In full and exactly, reproduce the entries below, but omit the pictures.

START Records shown

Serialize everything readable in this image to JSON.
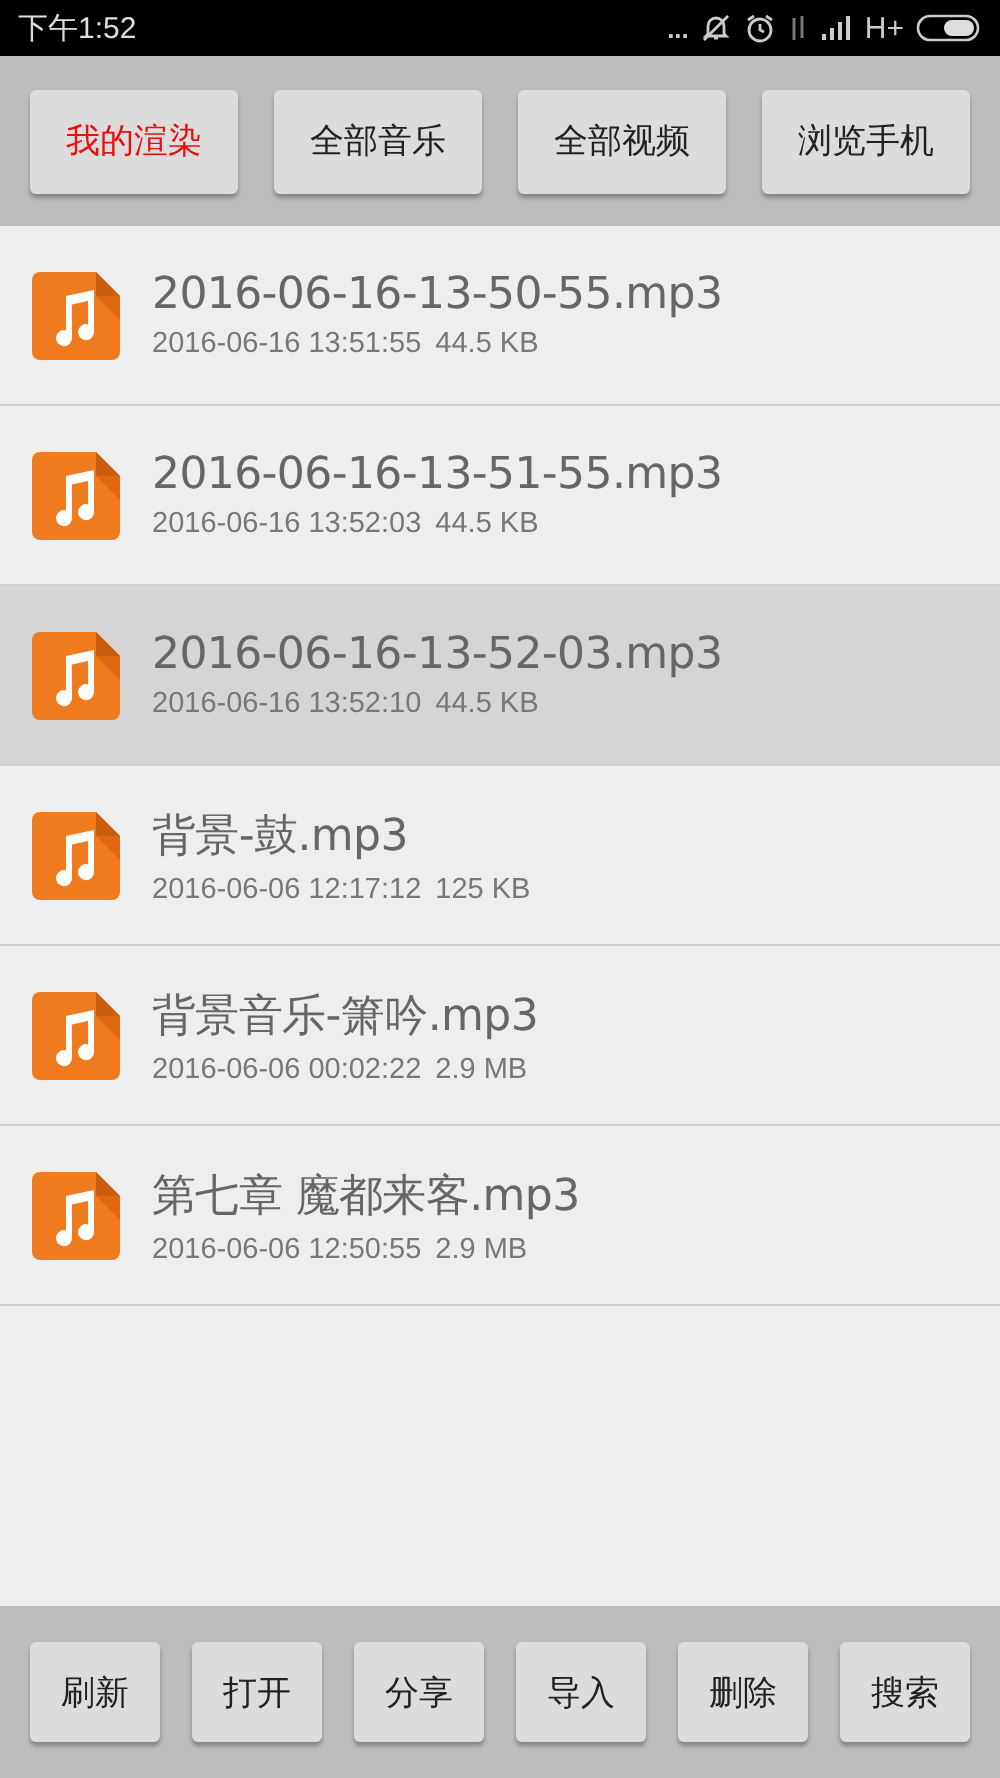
{
  "status_bar": {
    "time": "下午1:52",
    "more": "...",
    "network": "H+"
  },
  "tabs": [
    {
      "label": "我的渲染",
      "selected": true
    },
    {
      "label": "全部音乐",
      "selected": false
    },
    {
      "label": "全部视频",
      "selected": false
    },
    {
      "label": "浏览手机",
      "selected": false
    }
  ],
  "files": [
    {
      "name": "2016-06-16-13-50-55.mp3",
      "date": "2016-06-16 13:51:55",
      "size": "44.5 KB",
      "selected": false
    },
    {
      "name": "2016-06-16-13-51-55.mp3",
      "date": "2016-06-16 13:52:03",
      "size": "44.5 KB",
      "selected": false
    },
    {
      "name": "2016-06-16-13-52-03.mp3",
      "date": "2016-06-16 13:52:10",
      "size": "44.5 KB",
      "selected": true
    },
    {
      "name": "背景-鼓.mp3",
      "date": "2016-06-06 12:17:12",
      "size": "125 KB",
      "selected": false
    },
    {
      "name": "背景音乐-箫吟.mp3",
      "date": "2016-06-06 00:02:22",
      "size": "2.9 MB",
      "selected": false
    },
    {
      "name": "第七章 魔都来客.mp3",
      "date": "2016-06-06 12:50:55",
      "size": "2.9 MB",
      "selected": false
    }
  ],
  "actions": [
    "刷新",
    "打开",
    "分享",
    "导入",
    "删除",
    "搜索"
  ]
}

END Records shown

### Task output
Serialize everything readable in this image to JSON.
{
  "status_bar": {
    "time": "下午1:52",
    "more": "...",
    "network": "H+"
  },
  "tabs": [
    {
      "label": "我的渲染",
      "selected": true
    },
    {
      "label": "全部音乐",
      "selected": false
    },
    {
      "label": "全部视频",
      "selected": false
    },
    {
      "label": "浏览手机",
      "selected": false
    }
  ],
  "files": [
    {
      "name": "2016-06-16-13-50-55.mp3",
      "date": "2016-06-16 13:51:55",
      "size": "44.5 KB",
      "selected": false
    },
    {
      "name": "2016-06-16-13-51-55.mp3",
      "date": "2016-06-16 13:52:03",
      "size": "44.5 KB",
      "selected": false
    },
    {
      "name": "2016-06-16-13-52-03.mp3",
      "date": "2016-06-16 13:52:10",
      "size": "44.5 KB",
      "selected": true
    },
    {
      "name": "背景-鼓.mp3",
      "date": "2016-06-06 12:17:12",
      "size": "125 KB",
      "selected": false
    },
    {
      "name": "背景音乐-箫吟.mp3",
      "date": "2016-06-06 00:02:22",
      "size": "2.9 MB",
      "selected": false
    },
    {
      "name": "第七章 魔都来客.mp3",
      "date": "2016-06-06 12:50:55",
      "size": "2.9 MB",
      "selected": false
    }
  ],
  "actions": [
    "刷新",
    "打开",
    "分享",
    "导入",
    "删除",
    "搜索"
  ]
}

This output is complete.